"I've been on a horse pretty much since the day I was born, so a national championship, that's my top goal," she added.
To make it to nationals, competitors had to finish in the top four of 13 different statewide events. They ranged from barrel racing and goat-tying to cutting and calf-roping. In Rock Springs, Ahston and Damboise will be competing in goat tying, while Vickers will focus on team-roping, and Bass will be in the cutting event.
However, for Damboise and Bass, there's more at stake than just brining home the top prize,- they're looking towards life after high school.
"It'd be nice to have a national title to help colleges notice me," Damboise said. "I've already got three schools I'm looking at, one in Texas, one in Oklahoma, and even one in Tennessee."
A Florida girl, Damboise said she's ready to move away from the Florida sand and onto greener pastures.
"I'm ready to go. My goal is to get at least west of Mississippi," she said with a laugh. "Definitely west of Mississippi."
Like nearly all riders on the rodeo circuit, Vickers, Ahston, Bass, and Damboise all have strong bonds with their horses. They're treated like family, because in this sport, the connection between a horse and its rider is crucial.
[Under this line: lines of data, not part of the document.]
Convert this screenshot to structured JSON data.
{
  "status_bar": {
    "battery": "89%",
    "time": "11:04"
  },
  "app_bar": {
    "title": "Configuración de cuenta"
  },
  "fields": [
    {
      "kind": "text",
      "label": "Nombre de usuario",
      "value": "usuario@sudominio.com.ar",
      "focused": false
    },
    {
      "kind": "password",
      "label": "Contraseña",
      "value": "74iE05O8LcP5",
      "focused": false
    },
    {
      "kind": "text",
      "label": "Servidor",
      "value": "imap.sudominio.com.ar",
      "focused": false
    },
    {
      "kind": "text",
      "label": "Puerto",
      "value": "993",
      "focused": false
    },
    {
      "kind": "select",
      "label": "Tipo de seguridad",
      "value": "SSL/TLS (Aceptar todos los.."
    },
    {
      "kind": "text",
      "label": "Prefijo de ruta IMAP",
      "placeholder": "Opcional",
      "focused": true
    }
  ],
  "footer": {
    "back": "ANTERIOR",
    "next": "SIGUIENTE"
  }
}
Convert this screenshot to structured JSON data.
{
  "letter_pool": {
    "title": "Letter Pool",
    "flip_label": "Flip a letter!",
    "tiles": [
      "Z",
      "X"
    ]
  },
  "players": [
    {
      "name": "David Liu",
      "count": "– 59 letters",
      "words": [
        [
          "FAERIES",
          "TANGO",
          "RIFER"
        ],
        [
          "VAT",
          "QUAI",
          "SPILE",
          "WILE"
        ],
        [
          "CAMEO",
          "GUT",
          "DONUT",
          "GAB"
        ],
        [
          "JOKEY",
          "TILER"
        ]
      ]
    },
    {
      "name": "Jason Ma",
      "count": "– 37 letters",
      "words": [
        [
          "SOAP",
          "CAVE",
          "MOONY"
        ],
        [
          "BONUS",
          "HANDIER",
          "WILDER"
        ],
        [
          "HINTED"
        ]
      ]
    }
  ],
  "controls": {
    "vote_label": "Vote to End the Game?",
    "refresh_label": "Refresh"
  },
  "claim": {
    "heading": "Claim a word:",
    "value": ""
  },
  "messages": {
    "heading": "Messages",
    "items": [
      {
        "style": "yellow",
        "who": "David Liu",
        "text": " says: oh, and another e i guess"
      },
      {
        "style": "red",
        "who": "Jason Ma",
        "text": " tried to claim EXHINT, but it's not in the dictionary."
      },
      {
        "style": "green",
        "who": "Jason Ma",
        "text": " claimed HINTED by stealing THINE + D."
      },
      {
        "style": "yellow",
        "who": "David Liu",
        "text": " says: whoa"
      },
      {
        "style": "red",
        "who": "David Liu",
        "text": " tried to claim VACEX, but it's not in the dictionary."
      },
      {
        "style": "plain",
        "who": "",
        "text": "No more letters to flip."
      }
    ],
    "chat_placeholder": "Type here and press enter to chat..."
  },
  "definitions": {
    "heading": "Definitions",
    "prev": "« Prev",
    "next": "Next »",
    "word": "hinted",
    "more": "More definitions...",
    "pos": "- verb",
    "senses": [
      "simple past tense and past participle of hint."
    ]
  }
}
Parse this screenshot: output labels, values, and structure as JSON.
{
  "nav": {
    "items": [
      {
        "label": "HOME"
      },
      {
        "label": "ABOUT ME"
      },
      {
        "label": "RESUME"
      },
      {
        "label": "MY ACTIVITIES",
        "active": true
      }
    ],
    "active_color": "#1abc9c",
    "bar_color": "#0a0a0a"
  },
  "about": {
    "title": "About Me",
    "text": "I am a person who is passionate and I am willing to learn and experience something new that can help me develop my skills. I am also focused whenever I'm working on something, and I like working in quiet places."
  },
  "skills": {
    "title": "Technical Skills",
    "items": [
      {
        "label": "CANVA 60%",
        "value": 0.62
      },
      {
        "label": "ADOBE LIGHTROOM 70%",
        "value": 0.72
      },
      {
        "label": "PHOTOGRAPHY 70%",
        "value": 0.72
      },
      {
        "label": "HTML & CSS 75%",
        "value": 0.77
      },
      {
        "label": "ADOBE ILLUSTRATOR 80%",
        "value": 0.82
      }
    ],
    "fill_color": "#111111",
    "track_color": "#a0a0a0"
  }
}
Timing is everything, and the horse needs to know exactly what the rider is thinking, not only to ensure the safety of both, but to complete the event as quickly and perfectly as possible.
"We have a great old paint horse - Blue Eyes - who my dad got by trading a bucking bull for him," Ashton said. "It was either an old paint horse that nobody wanted or a set of bleachers. And he got Blue Eyes for my mom."
Aldyn explained that her dad and uncle used Blue Eyes to team rope before passing him along to her.
"He pretty much raised me," she said. "We don't have any papers on him or anything like that. He's just a backyard horse that nobody wanted, and he's maybe like 28 years old, but he belongs to all of us."
"It was amazing to grow up with him. He was like a baby sitter. He's faithful, reliable - you know what he's going to do everytime - he's just good as gold."
And hauling the horses through eight states will be a challenge in itself.
"I've never hauled a horse before," Bass said. "But I'm looking forward to it."
The group plans on hooking up the usual trailers they use to transport their horses around Florida, but this time they'll be ensuring that the horse is equipped with what it needs for a longer journey. Extra food will be key, and so will blinders for the horses eyes, so they don't get disturbed by the other cars on the trip.
"Caring for them is like caring for a family member, you really care about them," Aldyn said. "It's great, as long as you don't mind a little extra fertalizer around. I wouldn't want to ever give it up."
But despite the intense competition of Nationals, the trip into America's Great Plains comes with a few benefits. Along with seeing some of the country's most beautiful landscape, a trip to Yellowstone National Park might be in the mix, and as Bass explained, the chance to meet new people adds more excitement.
"I can't wait to compete," she said. "But I'm also looking forward to seeing all the other riders. A trip like this means a chance to meet new friends, and I'm really looking forward to that."